If a line in the data below contains the word "title", copy it out.

========

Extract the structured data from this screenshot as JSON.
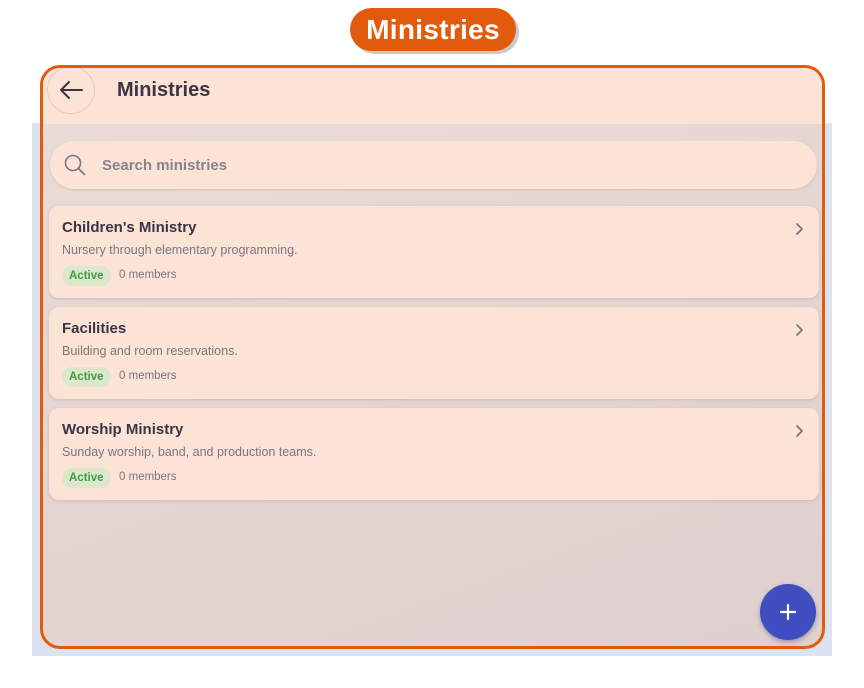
{
  "banner": {
    "label": "Ministries"
  },
  "app_bar": {
    "title": "Ministries",
    "back_icon": "arrow-left-icon"
  },
  "search": {
    "placeholder": "Search ministries",
    "value": ""
  },
  "ministries": [
    {
      "title": "Children's Ministry",
      "description": "Nursery through elementary programming.",
      "status": "Active",
      "members": "0 members"
    },
    {
      "title": "Facilities",
      "description": "Building and room reservations.",
      "status": "Active",
      "members": "0 members"
    },
    {
      "title": "Worship Ministry",
      "description": "Sunday worship, band, and production teams.",
      "status": "Active",
      "members": "0 members"
    }
  ],
  "fab": {
    "icon": "plus-icon"
  },
  "colors": {
    "accent": "#e25a0c",
    "surface": "#fbe4d6",
    "fab": "#3f4dc0",
    "badge_text": "#3f9d47",
    "badge_bg": "#dde7cc"
  }
}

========

### Solved exercise
    "title": "Ministries",
      "title": "Children's Ministry",
      "title": "Facilities",
      "title": "Worship Ministry",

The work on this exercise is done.